• WHAT TO WORK ON: Each entry below must be repeated exactly, with pictures left out.

• SOURCE MATERIAL:
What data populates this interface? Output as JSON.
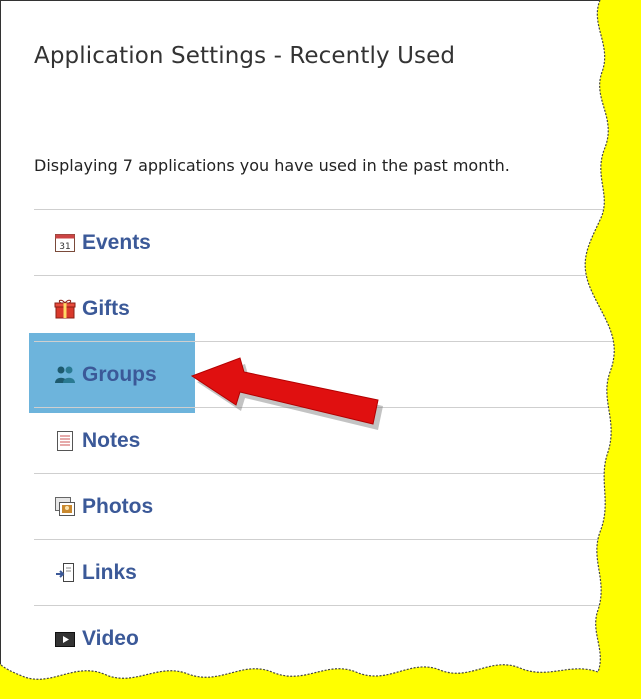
{
  "header": {
    "title": "Application Settings - Recently Used",
    "subtitle": "Displaying 7 applications you have used in the past month."
  },
  "apps": [
    {
      "label": "Events",
      "icon": "calendar-icon",
      "icon_text": "31"
    },
    {
      "label": "Gifts",
      "icon": "gift-icon"
    },
    {
      "label": "Groups",
      "icon": "groups-icon",
      "highlighted": true
    },
    {
      "label": "Notes",
      "icon": "notes-icon"
    },
    {
      "label": "Photos",
      "icon": "photos-icon"
    },
    {
      "label": "Links",
      "icon": "links-icon"
    },
    {
      "label": "Video",
      "icon": "video-icon",
      "partially_hidden": true
    }
  ],
  "colors": {
    "link": "#3b5998",
    "highlight": "#6db4dc",
    "background": "#ffff00",
    "arrow": "#e01010"
  }
}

• TASK SOLUTION:
What data populates this interface? Output as JSON.
{
  "header": {
    "title": "Application Settings - Recently Used",
    "subtitle": "Displaying 7 applications you have used in the past month."
  },
  "apps": [
    {
      "label": "Events",
      "icon": "calendar-icon",
      "icon_text": "31"
    },
    {
      "label": "Gifts",
      "icon": "gift-icon"
    },
    {
      "label": "Groups",
      "icon": "groups-icon",
      "highlighted": true
    },
    {
      "label": "Notes",
      "icon": "notes-icon"
    },
    {
      "label": "Photos",
      "icon": "photos-icon"
    },
    {
      "label": "Links",
      "icon": "links-icon"
    },
    {
      "label": "Video",
      "icon": "video-icon",
      "partially_hidden": true
    }
  ],
  "colors": {
    "link": "#3b5998",
    "highlight": "#6db4dc",
    "background": "#ffff00",
    "arrow": "#e01010"
  }
}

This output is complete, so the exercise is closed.